SG      That happens more often than we like. It depends very much as I said, one of the three legal principles are that the doctor mis-diagnosed, which seems to have occurred here, mis-diagnosed the broken arm as a bruised arm, so this diagnosis caused Susan’s son an additional injury, and that injury is long lasting. It’s not enough unfortunately that there’s been a mis-diagnosis, if for example, the day following the mis-diagnosis, Susan’s son was treated by a doctor who did the right thing, it was treated instantly and he’s on the road to recovery and will have injuries or disabilities that will, in time, resolve. But if for example the delay was significant, and during that period of time during which the delay occurred, a recourse or rectification surgery that otherwise would have occurred can’t occur, or the impact of that surgery is different because of the delay, and Susan’s son has an injury now that would have otherwise been avoided then he definitely has a recourse to compensation.

DG      Alright that is good news.

SG      So it depends again on the circumstances of that case.

DG      Sam’s called through too, what’s your question?

C2       Oh hi. If you go to a GP and you get referred to a specialist, and you end up doing an evasive procedure and it turns out it was unnecessary, who would be liable, the GP or the specialist.

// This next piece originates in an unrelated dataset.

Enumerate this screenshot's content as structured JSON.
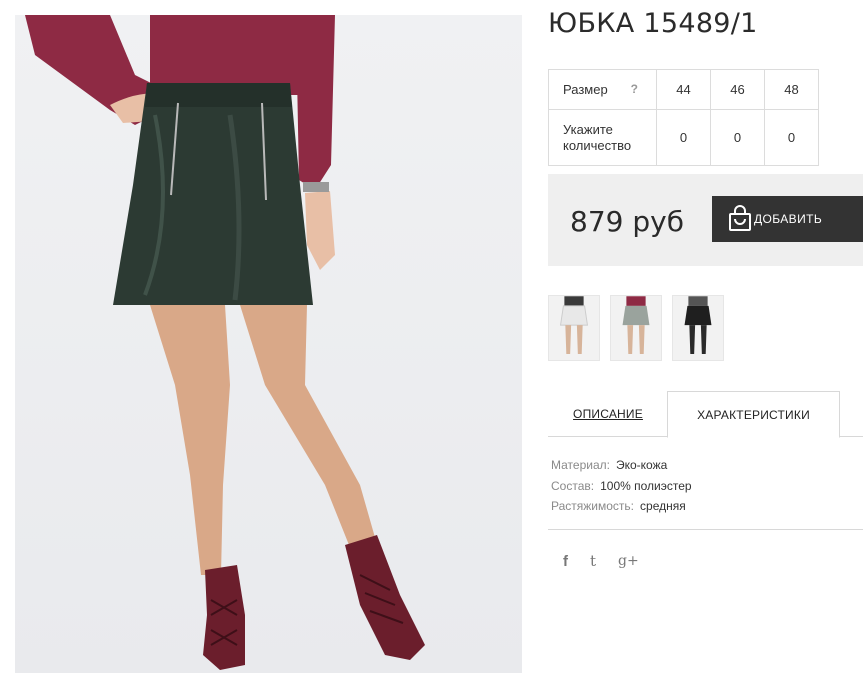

SG      Sam, hi it’s Sally. Well your GP, he or she has done the right thing by referring you off to a specialist. I assume that the evasive procedure was done by the specialist and not the GP upon the recommendation of the specialist who would have, or should have, given you advice about the procedure, the risks, the benefits, the possible complications, the side effects, the long term impact, and if the specialist is the person who conducted the evasive procedure, which you now say is unnecessary, then of course the specialist’s actions need to be investigated.  So ordinarily, based on that type of scenario and flowchart it would be the specialist.

DK      Alright, there you go Sam, hope that helps. We are out of time Sally, but thank you so much for joining us.

SG      Thanks Deborah, talk to you next time.

DK      Sally Gleeson there from Turner Freeman Lawyers. If you need legal advice you can go to Their number is 13 43 63.  I think we’ll give our voucher to Karen who called in earlier about the mediation, our $100 Westfield voucher that we give away every week for the best caller with a Turner Freeman legal matters segment.